Risen from the Ashes Event

Diksmuide Market Square
20 May 2020
The town of Diksmuide will be organising a large scale event on the Market Square. With music, theatre and humour, scenarist Bart Cafmeyer tells stories great and small from the reconstruction period in a lighthearted manner, complete with live music and spectacular projections.

Stories through the eyes of children

4 July 2020 – Messines (Mesen)
Malting Tower – De Kinderbrouwerij (Brewery) in Reningelst (Poperinge).
An interactive information booth with a 360° view of the vista from the tower brings the historical sites from before, during and shortly after the war to life on the ground floor of Saint Nicholas’ Church in Veurne. At the other side of the Westhoek, visitors are treated to the historical story of Mesen during the First World War and the story of how children experienced this upheaval.

‘Wild West’ Exhibition

Langemark-Poelkapelle Church

19 April to 7 October 2020

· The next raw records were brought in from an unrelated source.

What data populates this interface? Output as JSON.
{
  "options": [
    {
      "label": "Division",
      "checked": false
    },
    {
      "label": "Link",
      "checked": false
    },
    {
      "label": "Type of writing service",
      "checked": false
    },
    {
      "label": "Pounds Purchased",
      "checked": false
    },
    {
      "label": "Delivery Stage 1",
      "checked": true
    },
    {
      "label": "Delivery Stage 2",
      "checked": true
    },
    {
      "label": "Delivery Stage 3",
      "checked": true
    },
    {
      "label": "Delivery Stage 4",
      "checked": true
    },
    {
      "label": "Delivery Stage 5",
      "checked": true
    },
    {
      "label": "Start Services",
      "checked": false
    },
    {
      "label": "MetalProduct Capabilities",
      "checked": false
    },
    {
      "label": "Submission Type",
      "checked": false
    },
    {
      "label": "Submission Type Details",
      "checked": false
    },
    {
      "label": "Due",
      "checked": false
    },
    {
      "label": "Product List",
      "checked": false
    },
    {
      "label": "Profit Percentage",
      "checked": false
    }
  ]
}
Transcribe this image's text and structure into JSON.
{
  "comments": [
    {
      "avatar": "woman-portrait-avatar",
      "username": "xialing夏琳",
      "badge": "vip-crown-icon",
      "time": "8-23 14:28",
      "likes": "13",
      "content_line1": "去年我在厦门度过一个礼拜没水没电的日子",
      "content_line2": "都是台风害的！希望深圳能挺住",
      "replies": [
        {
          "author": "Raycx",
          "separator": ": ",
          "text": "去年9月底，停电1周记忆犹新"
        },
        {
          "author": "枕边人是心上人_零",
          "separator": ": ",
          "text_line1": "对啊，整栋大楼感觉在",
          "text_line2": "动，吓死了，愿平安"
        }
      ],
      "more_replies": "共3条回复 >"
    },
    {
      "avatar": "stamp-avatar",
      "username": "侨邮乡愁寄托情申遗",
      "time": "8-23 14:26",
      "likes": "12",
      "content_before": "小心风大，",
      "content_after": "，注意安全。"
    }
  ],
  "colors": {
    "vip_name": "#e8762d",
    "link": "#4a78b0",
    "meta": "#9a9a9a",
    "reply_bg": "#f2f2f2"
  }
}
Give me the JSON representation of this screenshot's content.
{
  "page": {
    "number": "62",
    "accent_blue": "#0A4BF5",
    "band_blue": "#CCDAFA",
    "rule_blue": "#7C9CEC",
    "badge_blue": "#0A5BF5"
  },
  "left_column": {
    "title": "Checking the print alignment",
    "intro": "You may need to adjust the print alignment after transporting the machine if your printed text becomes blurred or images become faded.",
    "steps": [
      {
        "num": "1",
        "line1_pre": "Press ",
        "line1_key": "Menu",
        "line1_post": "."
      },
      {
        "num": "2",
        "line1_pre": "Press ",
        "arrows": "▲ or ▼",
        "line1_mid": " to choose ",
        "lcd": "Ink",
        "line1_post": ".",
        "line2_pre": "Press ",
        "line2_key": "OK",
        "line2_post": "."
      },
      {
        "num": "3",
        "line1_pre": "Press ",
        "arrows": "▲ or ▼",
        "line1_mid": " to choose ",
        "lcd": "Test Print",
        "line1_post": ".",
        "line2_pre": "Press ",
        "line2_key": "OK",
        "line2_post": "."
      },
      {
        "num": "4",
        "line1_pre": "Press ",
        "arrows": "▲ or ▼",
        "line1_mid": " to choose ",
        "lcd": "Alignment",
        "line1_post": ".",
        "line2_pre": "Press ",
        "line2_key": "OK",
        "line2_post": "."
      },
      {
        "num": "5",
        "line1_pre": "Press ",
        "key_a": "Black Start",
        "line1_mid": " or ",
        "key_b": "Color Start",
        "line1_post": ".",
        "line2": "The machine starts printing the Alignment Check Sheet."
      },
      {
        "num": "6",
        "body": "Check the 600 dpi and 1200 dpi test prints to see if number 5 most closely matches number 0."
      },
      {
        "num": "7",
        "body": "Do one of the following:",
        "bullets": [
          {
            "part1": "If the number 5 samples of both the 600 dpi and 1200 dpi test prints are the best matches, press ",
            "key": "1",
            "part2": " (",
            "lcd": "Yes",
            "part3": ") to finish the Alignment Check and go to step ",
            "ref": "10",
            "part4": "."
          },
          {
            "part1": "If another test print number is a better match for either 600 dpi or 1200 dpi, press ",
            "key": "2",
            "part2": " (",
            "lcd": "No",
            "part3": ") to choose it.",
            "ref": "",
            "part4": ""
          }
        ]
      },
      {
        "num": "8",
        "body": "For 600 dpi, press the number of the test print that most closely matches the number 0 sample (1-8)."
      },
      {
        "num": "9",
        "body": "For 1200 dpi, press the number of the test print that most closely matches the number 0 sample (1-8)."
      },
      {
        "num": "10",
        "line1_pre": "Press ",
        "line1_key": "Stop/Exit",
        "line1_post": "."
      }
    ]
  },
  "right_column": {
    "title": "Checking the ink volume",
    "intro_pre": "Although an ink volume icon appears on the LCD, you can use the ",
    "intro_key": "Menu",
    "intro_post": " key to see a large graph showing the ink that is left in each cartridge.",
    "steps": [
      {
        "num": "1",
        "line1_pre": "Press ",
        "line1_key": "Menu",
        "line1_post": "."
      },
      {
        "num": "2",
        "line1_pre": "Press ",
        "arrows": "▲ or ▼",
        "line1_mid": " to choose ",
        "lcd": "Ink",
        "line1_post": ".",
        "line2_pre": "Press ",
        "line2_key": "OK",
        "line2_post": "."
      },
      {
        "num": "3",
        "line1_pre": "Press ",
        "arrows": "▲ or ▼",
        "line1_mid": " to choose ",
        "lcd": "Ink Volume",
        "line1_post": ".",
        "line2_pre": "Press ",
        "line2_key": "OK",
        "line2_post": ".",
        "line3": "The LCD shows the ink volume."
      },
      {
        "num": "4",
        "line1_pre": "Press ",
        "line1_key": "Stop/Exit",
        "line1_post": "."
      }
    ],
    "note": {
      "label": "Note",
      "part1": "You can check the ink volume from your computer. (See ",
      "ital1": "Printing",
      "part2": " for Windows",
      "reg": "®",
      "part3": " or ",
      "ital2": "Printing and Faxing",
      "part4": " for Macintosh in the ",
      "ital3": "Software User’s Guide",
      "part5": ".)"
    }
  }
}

The church in Poelkapelle hosts the “Wild West” exhibition which focuses on lawlessness after the war and the reinstallation of law enforcement in the Westhoek. The exhibition is also the starting point for the walk “The Wild West”, a story carousel about the reconstruction of a village and the restoration of the police system in “the Wild West”.

Reconstruction Woesten

Sint-Rictrudis Church Woesten

6 June until 28 September 2020

At the end of the First World War, a large part of the village of Woesten was destroyed. Nevertheless, many residents had stayed on-site and village life started again. But the reconstruction was slow and would last until the end of the twenties. Not everyone was happy with the new view of the village.

Follow the….Feniks Nieuwpoort

29 – 31 July and 1 – 2 August 2020.
‘Follow the Feniks’ promises to be a memorable show with videomapping, theatre and live music on the Market Square in Nieuwpoort. It tells a moving story about letting go, taking back and moving on. Directors Mieke Dobbels and Frieda Vanslembrouck, supported by musician Johan Bouttery, highlight the aspects that make Nieuwpoort a typical ‘reconstructed’ town – or how something was made from nothing. Evening walks take place from 19.00-22.00

A Symphony Of Trees, Ieper

24 & 25 October 2020, Saint Martin’s Cathedral Ieper
Composed especially for the 2014-2018 centenary, Composer Piet Swerts created ‘A Symphony of Trees’ as homage to the City of Ypres and to Poet and Composer Ivor Gurney. This magnificent work, which concludes the Feniks project, will be performed by ‘Koninklijke Harmonie Ypriana’ (Royal Wind Band), which will be celebrating its own centenary in 2020.

Walking routes

Feniks Walk, Ypres – 2,3 km

The Feniks walk takes you to all the most remarkable reconstruction sites in Ypres. Follow the circuit between the Colaertplein and the Market Square, passing some of the city’s most outstanding buildings along the way.

The walk, including a number of fascinating ‘did you knows’ about the reconstruction, can be consulted free of charge via the app ‘Ypres Salient 1914-1918: From the ashes’.

‘Footsteps’, Diksmuide – 3 km

With this walk you can follow in the footsteps of the pioneers of the reconstruction in Diksmuide, who brought the town back to life after the war.
The map is available at Tourism Diksmuide (Grote Markt 6).

Follow the Feniks / Feniks 2020, Nieuwpoort – 3 km

Follow the Phoenix through the historic town centre of Nieuwpoort.
The map is available at Toerisme Nieuwpoort (Marktplein 7 & Hendrikaplein 1).

‘Zonnebeke reborn’ – 4 km

A new heritage walk ‘Zonnebeke reborn: what after the Great War?’, forms part of the series ‘Stories along the way’ and tells the story of how life and society in Zonnebeke recovered after the First World War. The map is available (€ 5) at Toerisme Zonnebeke (Berten Pilstraat 5a).

Sound walk ‘The Wild West’, Langemark-Poelkapelle – 8,5 km

A carousel of stories about the reconstruction of a village and the recovery of the police system in the ‘Wild West’. The map is available at Toerisme Langemark-Poelkapelle (Kasteelstraat 1), Infopunt Oud Gemeentehuis (Guynemerplein 5) and Guynemerpaviljoen (Brugseweg 126).